* [Work instruction]:
Using the records below, locate all lines containing "name" and return them.

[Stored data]

================

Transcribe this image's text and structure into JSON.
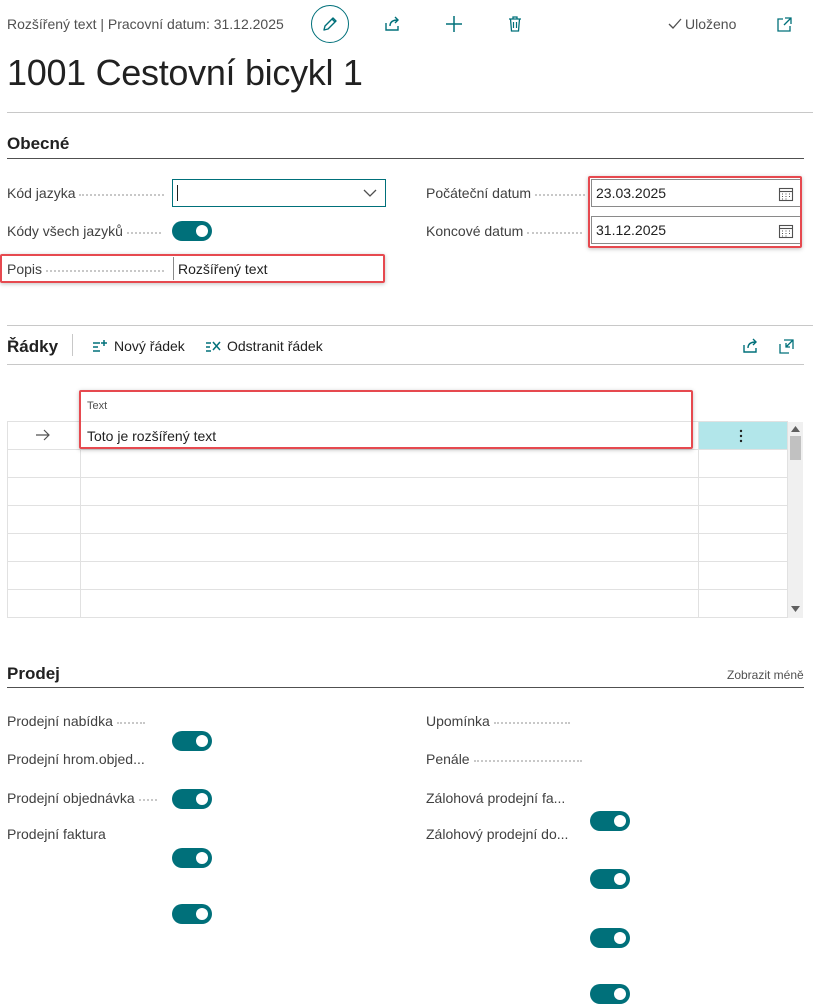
{
  "header": {
    "breadcrumb": "Rozšířený text | Pracovní datum: 31.12.2025",
    "saved_label": "Uloženo",
    "title": "1001 Cestovní bicykl 1"
  },
  "general": {
    "section_title": "Obecné",
    "language_code_label": "Kód jazyka",
    "language_code_value": "",
    "all_language_codes_label": "Kódy všech jazyků",
    "all_language_codes_on": true,
    "description_label": "Popis",
    "description_value": "Rozšířený text",
    "start_date_label": "Počáteční datum",
    "start_date_value": "23.03.2025",
    "end_date_label": "Koncové datum",
    "end_date_value": "31.12.2025"
  },
  "lines": {
    "section_title": "Řádky",
    "new_line_label": "Nový řádek",
    "delete_line_label": "Odstranit řádek",
    "column_text_header": "Text",
    "rows": [
      {
        "text": "Toto je rozšířený text",
        "current": true
      },
      {
        "text": ""
      },
      {
        "text": ""
      },
      {
        "text": ""
      },
      {
        "text": ""
      },
      {
        "text": ""
      }
    ]
  },
  "sales": {
    "section_title": "Prodej",
    "show_less_label": "Zobrazit méně",
    "left_fields": [
      {
        "label": "Prodejní nabídka",
        "on": true
      },
      {
        "label": "Prodejní hrom.objed...",
        "on": true
      },
      {
        "label": "Prodejní objednávka",
        "on": true
      },
      {
        "label": "Prodejní faktura",
        "on": true
      }
    ],
    "right_fields": [
      {
        "label": "Upomínka",
        "on": true
      },
      {
        "label": "Penále",
        "on": true
      },
      {
        "label": "Zálohová prodejní fa...",
        "on": true
      },
      {
        "label": "Zálohový prodejní do...",
        "on": true
      }
    ]
  },
  "colors": {
    "accent": "#00707a",
    "highlight_box": "#e6494f",
    "selected_cell": "#b2e6ea"
  }
}
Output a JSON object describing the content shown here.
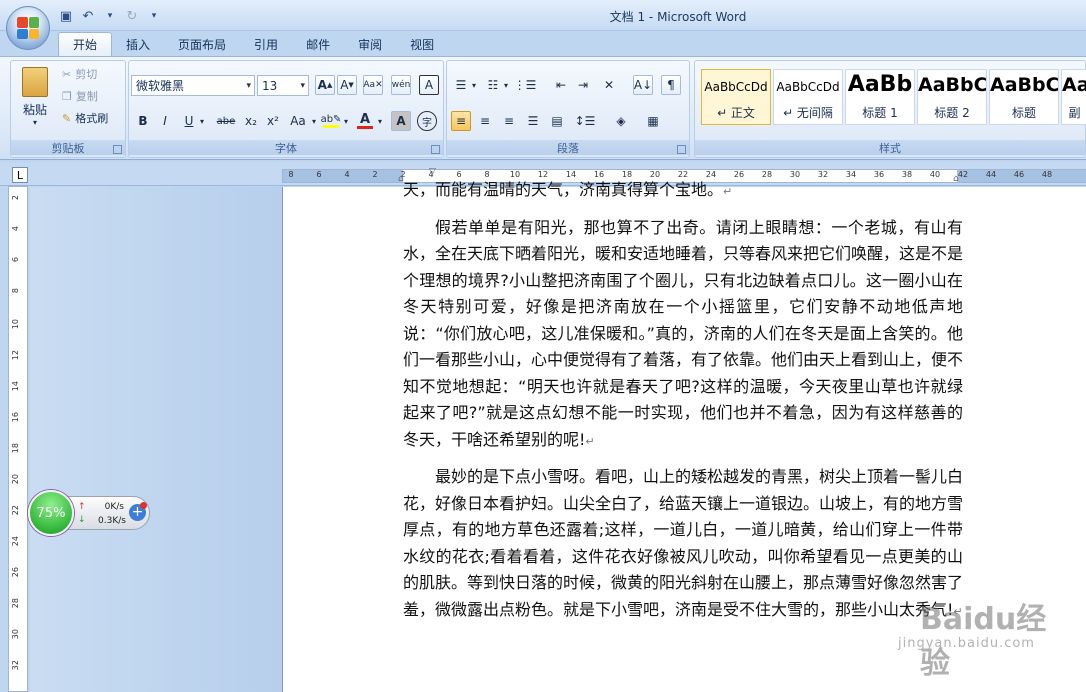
{
  "window": {
    "title": "文档 1 - Microsoft Word"
  },
  "colors": {
    "office_logo": [
      "#e8472a",
      "#5ab04a",
      "#2e7fd3",
      "#f7b42c"
    ],
    "highlight": "#ffff00",
    "font_color": "#e0201a"
  },
  "tabs": [
    "开始",
    "插入",
    "页面布局",
    "引用",
    "邮件",
    "审阅",
    "视图"
  ],
  "ribbon": {
    "clipboard": {
      "paste": "粘贴",
      "cut": "剪切",
      "copy": "复制",
      "format_painter": "格式刷",
      "label": "剪贴板"
    },
    "font": {
      "family": "微软雅黑",
      "size": "13",
      "label": "字体",
      "bold": "B",
      "italic": "I",
      "underline": "U",
      "strike": "abe",
      "sub": "x₂",
      "sup": "x²",
      "case": "Aa",
      "font_color_glyph": "A"
    },
    "paragraph": {
      "label": "段落"
    },
    "styles": {
      "label": "样式",
      "items": [
        {
          "sample": "AaBbCcDd",
          "name": "↵ 正文"
        },
        {
          "sample": "AaBbCcDd",
          "name": "↵ 无间隔"
        },
        {
          "sample": "AaBb",
          "name": "标题 1"
        },
        {
          "sample": "AaBbC",
          "name": "标题 2"
        },
        {
          "sample": "AaBbC",
          "name": "标题"
        },
        {
          "sample": "Aa",
          "name": "副"
        }
      ]
    }
  },
  "ruler": {
    "corner": "L",
    "h_ticks": [
      "8",
      "6",
      "4",
      "2",
      "2",
      "4",
      "6",
      "8",
      "10",
      "12",
      "14",
      "16",
      "18",
      "20",
      "22",
      "24",
      "26",
      "28",
      "30",
      "32",
      "34",
      "36",
      "38",
      "40",
      "42",
      "44",
      "46",
      "48"
    ],
    "v_ticks": [
      "2",
      "4",
      "6",
      "8",
      "10",
      "12",
      "14",
      "16",
      "18",
      "20",
      "22",
      "24",
      "26",
      "28",
      "30",
      "32"
    ]
  },
  "document": {
    "top_line": "天，而能有温晴的天气，济南真得算个宝地。",
    "p1": "假若单单是有阳光，那也算不了出奇。请闭上眼睛想：一个老城，有山有水，全在天底下晒着阳光，暖和安适地睡着，只等春风来把它们唤醒，这是不是个理想的境界?小山整把济南围了个圈儿，只有北边缺着点口儿。这一圈小山在冬天特别可爱，好像是把济南放在一个小摇篮里，它们安静不动地低声地说：“你们放心吧，这儿准保暖和。”真的，济南的人们在冬天是面上含笑的。他们一看那些小山，心中便觉得有了着落，有了依靠。他们由天上看到山上，便不知不觉地想起：“明天也许就是春天了吧?这样的温暖，今天夜里山草也许就绿起来了吧?”就是这点幻想不能一时实现，他们也并不着急，因为有这样慈善的冬天，干啥还希望别的呢!",
    "p2": "最妙的是下点小雪呀。看吧，山上的矮松越发的青黑，树尖上顶着一髻儿白花，好像日本看护妇。山尖全白了，给蓝天镶上一道银边。山坡上，有的地方雪厚点，有的地方草色还露着;这样，一道儿白，一道儿暗黄，给山们穿上一件带水纹的花衣;看着看着，这件花衣好像被风儿吹动，叫你希望看见一点更美的山的肌肤。等到快日落的时候，微黄的阳光斜射在山腰上，那点薄雪好像忽然害了羞，微微露出点粉色。就是下小雪吧，济南是受不住大雪的，那些小山太秀气!",
    "para_mark": "↵"
  },
  "net_widget": {
    "percent": "75%",
    "up": "0K/s",
    "down": "0.3K/s",
    "plus": "+"
  },
  "watermark": {
    "brand": "Baidu经验",
    "url": "jingyan.baidu.com"
  }
}
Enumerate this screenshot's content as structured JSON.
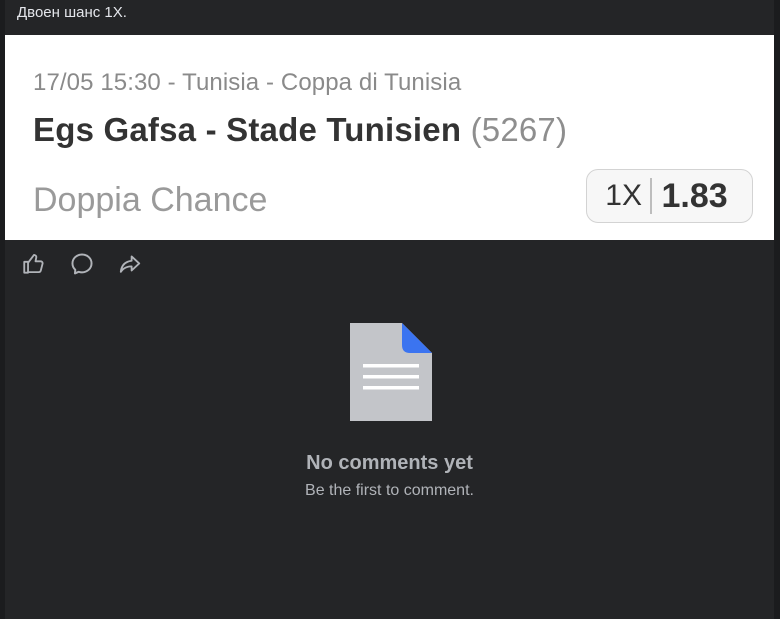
{
  "post": {
    "text": "Двоен шанс 1X."
  },
  "bet_card": {
    "meta": "17/05 15:30 - Tunisia - Coppa di Tunisia",
    "match": "Egs Gafsa - Stade Tunisien",
    "match_id": "(5267)",
    "market": "Doppia Chance",
    "selection": "1X",
    "odds": "1.83"
  },
  "actions": {
    "icons": [
      "thumbs-up-icon",
      "comment-icon",
      "share-icon"
    ]
  },
  "comments": {
    "empty_title": "No comments yet",
    "empty_subtitle": "Be the first to comment.",
    "icon": "document-icon"
  },
  "colors": {
    "panel_bg": "#242527",
    "card_bg": "#ffffff",
    "doc_icon_body": "#c3c5c9",
    "doc_icon_corner": "#3b74f0",
    "muted_text": "#b0b3b8"
  }
}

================

* [Output below]:
          "name": "↵ 正文"
          "name": "↵ 无间隔"
          "name": "标题 1"
          "name": "标题 2"
          "name": "标题"
          "name": "副"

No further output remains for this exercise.